[Opening Recorded data section]

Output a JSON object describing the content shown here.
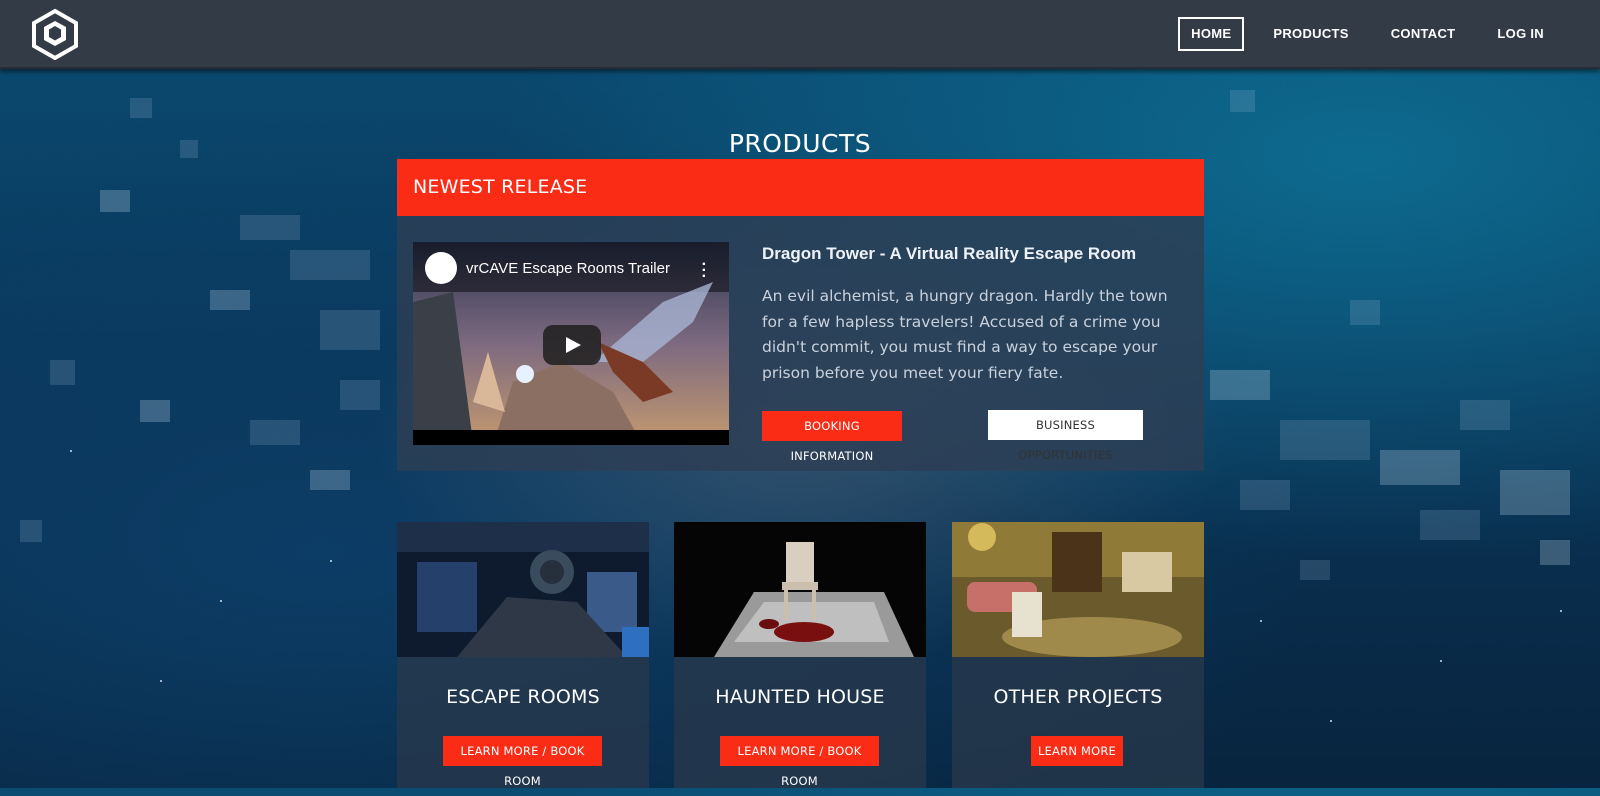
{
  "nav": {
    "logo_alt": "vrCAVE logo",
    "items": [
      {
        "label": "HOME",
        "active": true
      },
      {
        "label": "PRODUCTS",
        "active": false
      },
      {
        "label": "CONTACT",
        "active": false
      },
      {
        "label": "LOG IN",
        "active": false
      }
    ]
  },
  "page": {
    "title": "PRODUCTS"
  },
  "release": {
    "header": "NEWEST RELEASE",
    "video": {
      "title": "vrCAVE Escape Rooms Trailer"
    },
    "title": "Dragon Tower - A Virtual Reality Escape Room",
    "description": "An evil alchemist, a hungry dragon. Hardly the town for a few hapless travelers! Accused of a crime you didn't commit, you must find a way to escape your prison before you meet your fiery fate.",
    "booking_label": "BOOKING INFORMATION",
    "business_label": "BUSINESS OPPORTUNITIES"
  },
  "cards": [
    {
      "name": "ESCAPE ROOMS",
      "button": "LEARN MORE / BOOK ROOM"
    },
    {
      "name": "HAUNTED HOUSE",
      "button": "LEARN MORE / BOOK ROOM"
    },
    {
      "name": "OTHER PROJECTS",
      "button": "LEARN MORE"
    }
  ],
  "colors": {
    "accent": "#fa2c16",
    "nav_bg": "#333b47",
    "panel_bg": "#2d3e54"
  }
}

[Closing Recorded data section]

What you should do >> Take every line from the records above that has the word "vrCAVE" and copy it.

Solved exercise >>
    "logo_alt": "vrCAVE logo",
      "title": "vrCAVE Escape Rooms Trailer"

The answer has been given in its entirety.